Netflix recently released “The Great Hack“, a documentary film about the Cambridge Analytica scandal associated with the UK Leave.EU and Trump Presidential campaigns. The film, in part, raises questions of psychographics and their power in a world of big data and social media.
Psychographics can be thought of as the sibling of demographics. While the latter models a population in terms of the characteristics like age, gender, ethnicity and so forth, the former seeks to describe the behavioural traits. Continue reading “A Question of Psychographics”
I was reminded the other day of a piece of work I looked at several years ago when Governments were first intervening to make broadband widely available which considered the role of public funds in general in commercial projects.
The general rule of thumb in Europe is that public money should only be used where there is evidence of market failure, and even then the funds should only be made available in a manner that minimises the market distortion.
At their annual Gala Dinner in June, Adrian was presented with the SCTE David Hall Award for his lecture “The Yellow Brick Road to a Copper Sunset” on the path towards a full fibre future.
I’m not a regular member of the SCTE whose members are traditionally broadband professionals leaning more towards the cable industry but with new entrant operators, traditional incumbents and cable operators all converging on a full fibre future, I’m keen to use any opportunity to help bring this diverse industry closer together. So I was delighted that the SCTE even asked me to present to their members, let alone present me with this award.
Who better to help the SCTE President, Chris Bailey, present the awards held at Hatfield House, than Henry VIII
The presentation looks at how the UK has gone from a laggard in fibre investment to one of the most dynamic developing markets, forecast by iDate to become the second largest fibre market in Europe by 2025.
First published in 2009. With the various strategic shifts in the fibre market increasing leading to a patchwork, this article from the archives looks at the different scenarios for the broadband market and starts to consider how it might be joined together to create a competitive infrastructure market.
There is a wide consensus that ubiquitous Next Generation Access networks (NGA’s) could never be successfully developed in the UK by a single organisation during a single “big bang” project. Rather it is highly likely that a number of local projects will appear, built by a wide variety of organisations and with a number of possible ownership structures.

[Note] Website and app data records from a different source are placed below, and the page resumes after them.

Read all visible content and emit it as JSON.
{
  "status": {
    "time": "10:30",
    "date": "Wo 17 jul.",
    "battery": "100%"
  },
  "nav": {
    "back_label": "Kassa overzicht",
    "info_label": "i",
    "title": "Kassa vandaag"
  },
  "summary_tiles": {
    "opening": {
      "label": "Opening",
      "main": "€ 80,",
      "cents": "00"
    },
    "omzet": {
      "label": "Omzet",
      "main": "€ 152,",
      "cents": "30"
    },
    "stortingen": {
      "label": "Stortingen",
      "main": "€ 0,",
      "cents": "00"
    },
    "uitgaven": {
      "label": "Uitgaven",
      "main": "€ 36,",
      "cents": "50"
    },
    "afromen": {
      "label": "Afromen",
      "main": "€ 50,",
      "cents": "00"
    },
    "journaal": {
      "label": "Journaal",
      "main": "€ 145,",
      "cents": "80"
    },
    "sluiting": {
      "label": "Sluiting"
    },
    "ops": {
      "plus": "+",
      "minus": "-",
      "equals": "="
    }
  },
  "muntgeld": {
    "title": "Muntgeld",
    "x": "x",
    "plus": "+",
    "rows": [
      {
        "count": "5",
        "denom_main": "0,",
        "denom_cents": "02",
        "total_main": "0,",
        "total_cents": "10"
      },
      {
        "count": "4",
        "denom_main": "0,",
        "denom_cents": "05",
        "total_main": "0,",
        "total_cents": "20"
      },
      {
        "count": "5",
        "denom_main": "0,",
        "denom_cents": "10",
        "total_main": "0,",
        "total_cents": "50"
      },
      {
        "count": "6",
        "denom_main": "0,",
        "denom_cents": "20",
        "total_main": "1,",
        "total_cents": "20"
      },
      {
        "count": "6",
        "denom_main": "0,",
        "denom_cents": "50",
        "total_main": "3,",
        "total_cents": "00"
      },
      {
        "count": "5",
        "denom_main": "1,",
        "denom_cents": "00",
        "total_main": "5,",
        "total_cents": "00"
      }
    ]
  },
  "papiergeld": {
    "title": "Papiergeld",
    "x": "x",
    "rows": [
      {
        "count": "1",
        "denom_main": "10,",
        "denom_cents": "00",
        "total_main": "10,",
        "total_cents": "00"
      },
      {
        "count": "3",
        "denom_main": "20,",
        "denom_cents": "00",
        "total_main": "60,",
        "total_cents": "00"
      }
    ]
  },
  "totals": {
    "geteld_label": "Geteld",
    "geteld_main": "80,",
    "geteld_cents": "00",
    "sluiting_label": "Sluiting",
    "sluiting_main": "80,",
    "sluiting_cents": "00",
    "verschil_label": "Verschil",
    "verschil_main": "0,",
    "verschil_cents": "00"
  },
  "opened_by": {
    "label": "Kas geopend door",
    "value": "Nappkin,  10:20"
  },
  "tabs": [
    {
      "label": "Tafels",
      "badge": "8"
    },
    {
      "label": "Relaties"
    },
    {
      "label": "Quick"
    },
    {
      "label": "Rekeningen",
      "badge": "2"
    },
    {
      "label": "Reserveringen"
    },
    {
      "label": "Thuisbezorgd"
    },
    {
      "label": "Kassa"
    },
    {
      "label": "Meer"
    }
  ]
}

While at a technical level, this is not a new problem – the term “Internet” used to describe the current global infrastructure reflects the necessity to inter-connect disparate networks. When we use the term “The Internet” we are actually referring to traffic across many networks working cooperatively to deliver service. Continue reading “Market Scenarios (2009)”
From the archive – January 2013. For no special reason, this is the first of the articles from the archives. This looks at the transformation of various market sectors as the evolve into a more cohesive and unified fibre broadband market. I’ve left it unedited so you judge for yourself if it remains relevant or dated.
It can be argued that the telecommunications market is undergoing what may be the single largest transformations in its history as it migrates away from copper-based services towards fibre-based solutions.
The debate surrounding the shift often focuses on the immediately practical points of the technology choices and the mechanics of who pays for it and how. This short paper instead tries to consider the movements in the market that are underway and how these might best be supported. Continue reading “Evolving Market (Jan 2013)”
This site has been very quiet since I joined Gigaclear in 2016 where I run the strategy team within the wholesale and infrastructure business but it may now be returning, at least as an archive. Continue reading “Returning”